Christine and I decided early on that battery-power toys were verboten. Against the tinny intrusiveness of beeping trucks and shouting action figures, we try to hold to a model of creative play powered by imagination — never mind the fact that Nicholas, like most boys his age, thinks that battery-powered toys are way cooler than regular toys. No sooner had we set forth this wise decree then we received a ton of new battery-powered toys — not ingenious wooden handicrafts lovingly carved in the Bavarian Alps, but a glut of double-A, double-loud, double-annoying plastic junk. You know the kind of toy I’m talking about — the tricked-out 4 x 4 that screams, “Racing action go!” in the voice of that monster-truck announcer. Sometimes, while Nicholas is sleeping, the battery fairy visits his toys and takes the batteries she finds to the nearest recycling center.
I’m glad that at least this morning’s vehicle of choice is silent.

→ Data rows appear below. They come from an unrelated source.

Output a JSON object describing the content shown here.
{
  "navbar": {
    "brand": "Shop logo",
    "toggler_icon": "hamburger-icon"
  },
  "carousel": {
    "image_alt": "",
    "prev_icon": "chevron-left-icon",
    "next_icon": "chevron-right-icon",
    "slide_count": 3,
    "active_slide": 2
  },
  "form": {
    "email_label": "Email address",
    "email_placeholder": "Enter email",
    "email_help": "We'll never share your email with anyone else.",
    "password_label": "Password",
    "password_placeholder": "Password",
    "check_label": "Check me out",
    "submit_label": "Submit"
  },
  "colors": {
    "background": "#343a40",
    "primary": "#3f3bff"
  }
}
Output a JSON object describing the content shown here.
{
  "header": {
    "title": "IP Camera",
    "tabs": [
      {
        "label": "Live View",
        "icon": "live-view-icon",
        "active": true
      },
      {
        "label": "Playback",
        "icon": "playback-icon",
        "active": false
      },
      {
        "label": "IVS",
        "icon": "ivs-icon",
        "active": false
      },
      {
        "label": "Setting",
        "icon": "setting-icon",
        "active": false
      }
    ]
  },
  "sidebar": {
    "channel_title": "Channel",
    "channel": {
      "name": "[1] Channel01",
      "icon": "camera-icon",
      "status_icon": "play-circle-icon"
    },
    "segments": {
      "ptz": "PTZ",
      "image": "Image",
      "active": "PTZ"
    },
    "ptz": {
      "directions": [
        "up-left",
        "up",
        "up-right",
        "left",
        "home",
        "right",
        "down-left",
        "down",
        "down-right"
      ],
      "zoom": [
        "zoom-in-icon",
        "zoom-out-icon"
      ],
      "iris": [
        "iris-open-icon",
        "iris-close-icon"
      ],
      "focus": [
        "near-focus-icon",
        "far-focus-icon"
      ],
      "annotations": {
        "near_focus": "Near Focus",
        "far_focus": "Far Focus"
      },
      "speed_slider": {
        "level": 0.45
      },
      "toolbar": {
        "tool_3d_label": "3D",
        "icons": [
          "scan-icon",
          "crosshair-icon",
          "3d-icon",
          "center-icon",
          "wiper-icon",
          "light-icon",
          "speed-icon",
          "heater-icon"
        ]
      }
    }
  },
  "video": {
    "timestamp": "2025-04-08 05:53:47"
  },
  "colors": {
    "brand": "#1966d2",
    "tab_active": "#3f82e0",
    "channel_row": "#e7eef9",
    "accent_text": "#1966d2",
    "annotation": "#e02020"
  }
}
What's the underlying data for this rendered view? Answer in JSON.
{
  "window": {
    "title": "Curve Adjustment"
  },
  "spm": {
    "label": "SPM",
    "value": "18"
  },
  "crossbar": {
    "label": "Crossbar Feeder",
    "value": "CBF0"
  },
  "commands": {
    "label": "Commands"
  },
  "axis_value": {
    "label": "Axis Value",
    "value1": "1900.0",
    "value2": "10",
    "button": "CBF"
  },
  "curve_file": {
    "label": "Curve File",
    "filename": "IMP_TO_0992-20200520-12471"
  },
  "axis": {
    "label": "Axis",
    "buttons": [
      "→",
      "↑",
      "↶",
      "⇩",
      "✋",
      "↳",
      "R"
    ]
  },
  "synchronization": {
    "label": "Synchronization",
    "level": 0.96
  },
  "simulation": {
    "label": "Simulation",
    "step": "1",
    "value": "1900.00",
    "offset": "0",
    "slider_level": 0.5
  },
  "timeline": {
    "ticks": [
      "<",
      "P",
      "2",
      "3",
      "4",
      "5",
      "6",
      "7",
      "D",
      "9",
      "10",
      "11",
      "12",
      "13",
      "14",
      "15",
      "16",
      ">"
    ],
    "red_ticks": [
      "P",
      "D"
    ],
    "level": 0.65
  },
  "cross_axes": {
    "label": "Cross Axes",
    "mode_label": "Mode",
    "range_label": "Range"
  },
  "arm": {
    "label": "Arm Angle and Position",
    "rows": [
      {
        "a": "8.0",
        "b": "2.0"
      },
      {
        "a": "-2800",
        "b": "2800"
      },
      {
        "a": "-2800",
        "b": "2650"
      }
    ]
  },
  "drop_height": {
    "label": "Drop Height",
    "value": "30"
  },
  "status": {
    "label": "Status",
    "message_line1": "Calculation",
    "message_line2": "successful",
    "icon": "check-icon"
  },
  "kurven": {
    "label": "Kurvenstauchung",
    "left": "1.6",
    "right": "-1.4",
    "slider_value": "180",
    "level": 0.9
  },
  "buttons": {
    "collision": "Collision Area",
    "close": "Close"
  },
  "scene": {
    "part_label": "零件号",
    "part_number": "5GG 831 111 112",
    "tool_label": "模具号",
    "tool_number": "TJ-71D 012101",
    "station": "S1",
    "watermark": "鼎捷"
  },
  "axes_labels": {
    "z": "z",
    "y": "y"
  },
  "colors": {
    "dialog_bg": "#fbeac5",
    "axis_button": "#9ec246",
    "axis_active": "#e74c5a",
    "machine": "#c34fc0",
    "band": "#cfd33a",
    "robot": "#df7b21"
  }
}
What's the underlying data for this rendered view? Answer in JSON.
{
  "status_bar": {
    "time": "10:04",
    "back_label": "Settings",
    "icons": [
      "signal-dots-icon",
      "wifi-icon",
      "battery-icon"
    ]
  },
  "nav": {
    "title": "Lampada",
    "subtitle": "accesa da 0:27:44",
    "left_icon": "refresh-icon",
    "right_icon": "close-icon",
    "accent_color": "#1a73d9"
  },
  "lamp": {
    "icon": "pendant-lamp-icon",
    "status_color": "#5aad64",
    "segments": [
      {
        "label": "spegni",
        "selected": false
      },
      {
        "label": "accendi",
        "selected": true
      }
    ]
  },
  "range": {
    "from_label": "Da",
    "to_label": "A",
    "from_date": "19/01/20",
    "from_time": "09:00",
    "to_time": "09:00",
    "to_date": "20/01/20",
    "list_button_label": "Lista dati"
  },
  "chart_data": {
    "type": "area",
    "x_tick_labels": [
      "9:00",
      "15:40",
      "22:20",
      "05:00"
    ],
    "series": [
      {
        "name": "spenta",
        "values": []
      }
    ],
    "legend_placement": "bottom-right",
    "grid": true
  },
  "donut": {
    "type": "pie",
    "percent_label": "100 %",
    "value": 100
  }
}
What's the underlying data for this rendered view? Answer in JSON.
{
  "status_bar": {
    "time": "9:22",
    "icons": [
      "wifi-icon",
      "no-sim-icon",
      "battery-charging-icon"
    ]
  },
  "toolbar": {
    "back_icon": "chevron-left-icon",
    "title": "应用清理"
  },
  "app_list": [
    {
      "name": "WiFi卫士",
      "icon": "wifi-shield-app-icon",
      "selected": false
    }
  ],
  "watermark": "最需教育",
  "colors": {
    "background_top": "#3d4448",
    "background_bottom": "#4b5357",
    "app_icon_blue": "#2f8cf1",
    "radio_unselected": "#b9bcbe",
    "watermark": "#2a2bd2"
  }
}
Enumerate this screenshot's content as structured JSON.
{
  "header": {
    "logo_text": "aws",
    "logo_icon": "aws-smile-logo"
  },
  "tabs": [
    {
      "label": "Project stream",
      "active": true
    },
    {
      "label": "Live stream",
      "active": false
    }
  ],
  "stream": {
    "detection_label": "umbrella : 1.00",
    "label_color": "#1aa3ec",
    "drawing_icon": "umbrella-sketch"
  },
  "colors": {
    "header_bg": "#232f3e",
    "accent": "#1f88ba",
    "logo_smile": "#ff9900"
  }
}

As Nicholas drives one car after another through his service station, I thank God for the nation of Columbia and, specifically, its coffee plantations. The coffeemaker is making friendly noises as I settle onto a corner of the couch with my first steaming mug. Through the window, I can see the first glow of morning sunlight as the fog begins to disintegrate like cotton candy dropped in a puddle. It’s early, there’s no denying it, and I’ll admit I’m tired. But not that tired. Not I-have-a-newborn tired. Nicholas knows how to sleep now, even if he doesn’t know how to sleep in. I imagine him lying in bed until noon when he’s a surly teenager and realize that I’ll miss these early mornings together. So when Nicholas asks me to sit on the floor with him and drive cars up and down his ramp, I agree, knowing that this won’t last forever. But first, I tell him, I need to refill my coffee mug.
Taken from “Rookie Dad: Thoughts on First-Time Fatherhood” by David Jacobsen. Copyright 2007 by David Jacobsen. Used by permission of Zondervan.
David ’99, Christine Truax ’99 and Nicholas Jacobsen live in Santa Barbara, where David teaches writing at Westmont and Christine cares for Nicholas. An English major, David earned a master of Christian studies degree at Regent College. For more information, see his Web site, www.davidjacobsen.net.